Fear sparked those emotions during the Air Force incident, and no wonder. Nuclear weapons are serious business, and theft is a very real concern. But the subsequent incident investigation found that the people involved did not intend to fly live warheads over the United States. According to some reports, ground crews handling the warheads came up with informal procedures of their own.
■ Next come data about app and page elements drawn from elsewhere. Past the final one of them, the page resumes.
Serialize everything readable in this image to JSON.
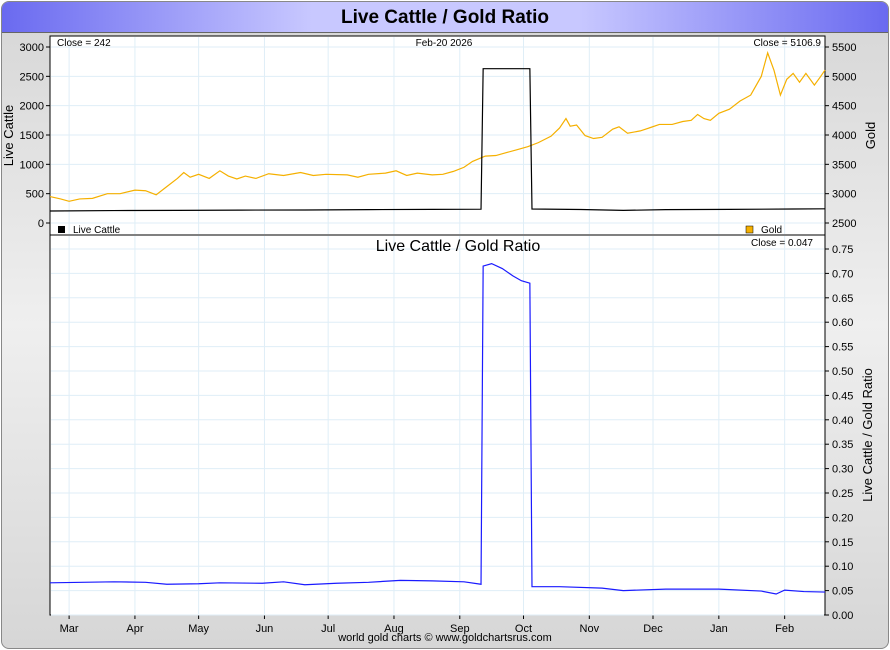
{
  "title": "Live Cattle / Gold Ratio",
  "footer": "world gold charts © www.goldchartsrus.com",
  "colors": {
    "gold": "#f5b000",
    "cattle": "#000000",
    "ratio": "#1a1aff",
    "grid": "#dfeef7"
  },
  "chart_data": [
    {
      "type": "line",
      "title": "",
      "date_label": "Feb-20  2026",
      "ylabel": "Live Cattle",
      "y2label": "Gold",
      "close_left": "Close = 242",
      "close_right": "Close = 5106.9",
      "ylim": [
        0,
        3000
      ],
      "y2lim": [
        2500,
        5500
      ],
      "yticks": [
        "3000",
        "2500",
        "2000",
        "1500",
        "1000",
        "500",
        "0"
      ],
      "y2ticks": [
        "5500",
        "5000",
        "4500",
        "4000",
        "3500",
        "3000",
        "2500"
      ],
      "legend": [
        "Live Cattle",
        "Gold"
      ],
      "series": [
        {
          "name": "Live Cattle",
          "axis": "left",
          "points": [
            [
              0,
              205
            ],
            [
              30,
              212
            ],
            [
              60,
              215
            ],
            [
              90,
              220
            ],
            [
              120,
              222
            ],
            [
              150,
              228
            ],
            [
              180,
              232
            ],
            [
              203,
              235
            ],
            [
              204,
              2630
            ],
            [
              226,
              2630
            ],
            [
              227,
              238
            ],
            [
              250,
              230
            ],
            [
              270,
              215
            ],
            [
              290,
              228
            ],
            [
              320,
              232
            ],
            [
              350,
              238
            ],
            [
              365,
              242
            ]
          ]
        },
        {
          "name": "Gold",
          "axis": "right",
          "points": [
            [
              0,
              2950
            ],
            [
              5,
              2910
            ],
            [
              9,
              2870
            ],
            [
              14,
              2910
            ],
            [
              20,
              2920
            ],
            [
              27,
              3000
            ],
            [
              33,
              3000
            ],
            [
              40,
              3060
            ],
            [
              45,
              3050
            ],
            [
              50,
              2980
            ],
            [
              55,
              3120
            ],
            [
              60,
              3260
            ],
            [
              63,
              3360
            ],
            [
              66,
              3280
            ],
            [
              70,
              3330
            ],
            [
              75,
              3260
            ],
            [
              80,
              3390
            ],
            [
              84,
              3300
            ],
            [
              88,
              3250
            ],
            [
              92,
              3300
            ],
            [
              97,
              3260
            ],
            [
              103,
              3340
            ],
            [
              110,
              3310
            ],
            [
              118,
              3360
            ],
            [
              124,
              3310
            ],
            [
              130,
              3330
            ],
            [
              140,
              3320
            ],
            [
              145,
              3280
            ],
            [
              150,
              3330
            ],
            [
              158,
              3350
            ],
            [
              163,
              3390
            ],
            [
              168,
              3310
            ],
            [
              173,
              3350
            ],
            [
              180,
              3320
            ],
            [
              185,
              3330
            ],
            [
              190,
              3380
            ],
            [
              195,
              3450
            ],
            [
              199,
              3550
            ],
            [
              205,
              3640
            ],
            [
              210,
              3650
            ],
            [
              215,
              3700
            ],
            [
              220,
              3750
            ],
            [
              225,
              3800
            ],
            [
              230,
              3870
            ],
            [
              236,
              3980
            ],
            [
              240,
              4120
            ],
            [
              243,
              4280
            ],
            [
              245,
              4150
            ],
            [
              248,
              4170
            ],
            [
              252,
              3990
            ],
            [
              256,
              3940
            ],
            [
              260,
              3960
            ],
            [
              265,
              4100
            ],
            [
              268,
              4140
            ],
            [
              272,
              4030
            ],
            [
              278,
              4070
            ],
            [
              283,
              4130
            ],
            [
              287,
              4180
            ],
            [
              293,
              4180
            ],
            [
              298,
              4230
            ],
            [
              302,
              4250
            ],
            [
              305,
              4350
            ],
            [
              308,
              4280
            ],
            [
              311,
              4250
            ],
            [
              315,
              4370
            ],
            [
              320,
              4440
            ],
            [
              325,
              4580
            ],
            [
              330,
              4680
            ],
            [
              335,
              5000
            ],
            [
              338,
              5400
            ],
            [
              341,
              5100
            ],
            [
              344,
              4680
            ],
            [
              347,
              4950
            ],
            [
              350,
              5050
            ],
            [
              353,
              4900
            ],
            [
              356,
              5050
            ],
            [
              360,
              4850
            ],
            [
              363,
              5000
            ],
            [
              365,
              5107
            ]
          ]
        }
      ],
      "legend_placement": "bottom"
    },
    {
      "type": "line",
      "title": "Live Cattle  /  Gold Ratio",
      "close": "Close = 0.047",
      "ylabel": "Live Cattle / Gold Ratio",
      "ylim": [
        0,
        0.75
      ],
      "yticks": [
        "0.75",
        "0.70",
        "0.65",
        "0.60",
        "0.55",
        "0.50",
        "0.45",
        "0.40",
        "0.35",
        "0.30",
        "0.25",
        "0.20",
        "0.15",
        "0.10",
        "0.05",
        "0.00"
      ],
      "xticks": [
        "Mar",
        "Apr",
        "May",
        "Jun",
        "Jul",
        "Aug",
        "Sep",
        "Oct",
        "Nov",
        "Dec",
        "Jan",
        "Feb"
      ],
      "xtick_days": [
        9,
        40,
        70,
        101,
        131,
        162,
        193,
        223,
        254,
        284,
        315,
        346
      ],
      "series": [
        {
          "name": "Live Cattle / Gold Ratio",
          "points": [
            [
              0,
              0.066
            ],
            [
              15,
              0.067
            ],
            [
              30,
              0.068
            ],
            [
              45,
              0.067
            ],
            [
              55,
              0.063
            ],
            [
              70,
              0.064
            ],
            [
              80,
              0.066
            ],
            [
              100,
              0.065
            ],
            [
              110,
              0.068
            ],
            [
              120,
              0.062
            ],
            [
              135,
              0.065
            ],
            [
              150,
              0.067
            ],
            [
              165,
              0.071
            ],
            [
              180,
              0.07
            ],
            [
              195,
              0.068
            ],
            [
              203,
              0.063
            ],
            [
              204,
              0.715
            ],
            [
              208,
              0.72
            ],
            [
              213,
              0.71
            ],
            [
              218,
              0.695
            ],
            [
              222,
              0.685
            ],
            [
              226,
              0.68
            ],
            [
              227,
              0.058
            ],
            [
              240,
              0.058
            ],
            [
              260,
              0.055
            ],
            [
              270,
              0.05
            ],
            [
              290,
              0.053
            ],
            [
              315,
              0.053
            ],
            [
              335,
              0.049
            ],
            [
              342,
              0.043
            ],
            [
              346,
              0.051
            ],
            [
              355,
              0.048
            ],
            [
              365,
              0.047
            ]
          ]
        }
      ]
    }
  ]
}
This, in fact, is where stopping a Cause Map at Procedure Not Followed misses a golden opportunity. Technicians closest to the incident often develop informal procedures that make their lives easier (following the sometimes unfortunate maxim, It's better to apologize than to ask permission.) This can be a terrible thing in critical and dangerous work, such as working with fissile material in the hills of North Dakota. But in some instances, uncovering the details behind these informal, albeit imperfect, processes can lead to a discussion that ultimately creates a better, formalized work process.